Hey Trent. I've really enjoyed your new EP and I had a question about "Ice Age" (Great track btw). How did this come to be? On the surface, it sounds poppy and maybe a little bit hopeful, but the lyrics and the underlying effects suggest something a bit darker. Should we expect the full album to sound more like this or will it be something entirely different?
Thank you. We were experimenting around with the juxtaposition of something familiar and almost folky sounding sitting in a very cold and sterile environment. Mariqueen had this melody that would have been happy living in a Fleetwood Mac record, and we created this plucky accompaniment that sounded acoustic but was anything but. Then we put all that in the freezer. The full record expands the boundaries of the EP a bit more.
Was there anything you didn't/couldn't do for the Year Zero arg/promotions because it would have pushed the boundaries too far?
Several ideas came up, including blowing up a building, actually incarcerating fans, and staging an appearance of the Presence in real life. Can't win em all.
Will you ever work on a side project with Robert Smith from The Cure?
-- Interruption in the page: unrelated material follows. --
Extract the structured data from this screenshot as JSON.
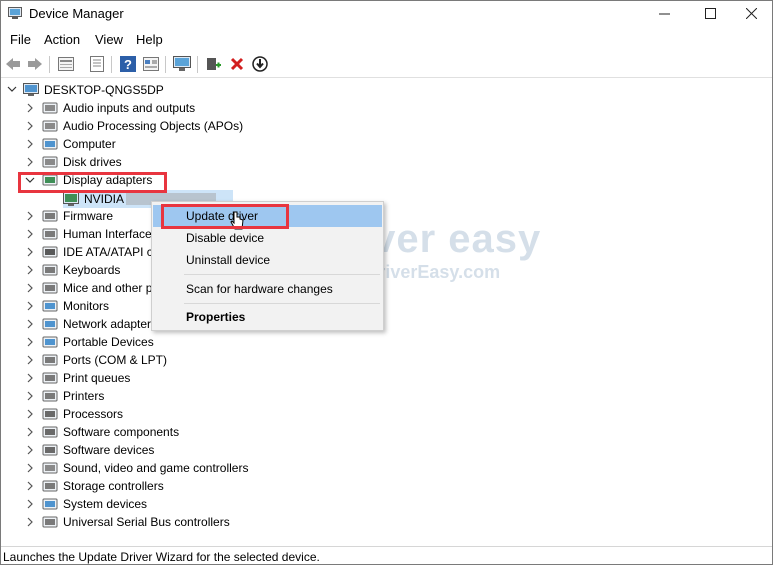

That would be awesome. Maybe get Eric Avery to play bass and John Frusicante to play guitar. I'd love to see some more collaborations with you and other artists. Even if just a song or two and not a full CD. Thoughts?
1. What do you see as the pitfall of modern live shows and what would you improve on your own?
2. Your scoring on The Social Network is obviously beyond exemplary. What did you do differently going about it compared to putting together an album or ep?
1. Generally, they're lazy, sound bad, and are somewhat boring. I'm always looking to blur the line between the theatrical and the visceral. I strive to make a show that resonates on a purely emotional, raw level, and at the same time smartly evolves from one place to another quite unexpectedly.
2. Thank you. We were working purely in service to the picture and the director's vision. Both films with Fincher were immensely creatively rewarding for us, primarily due to the respect each camp had for the other.
Why on Earth would you sign back up with a label? I've heard your logistical reasonings, sure. To get the word around and become more well known, sure. I get that. You spent years being trashed by these kinds of entities. Not only you, but your fans. Outrageous pricing schemes and forcing extra releases out of you to milk more money out of your fans to name a couple reasons. As someone who has a stack of every halo on the shelf in my office, I'm really upset to hear you're dealing with the devil again. Times might have changed, blah blah blah, sure. To quote George W "Fool me once, shame on...shame on you...you fool me, I can't get fooled again."
Aside from that, congrats on everything in your personal life, including HTDA. Not my cup of tea, but not every cup is meant for me. I hold The Fragile as my favorite piece of art in any medium ever very dearly. And for that, I thank you. Good luck.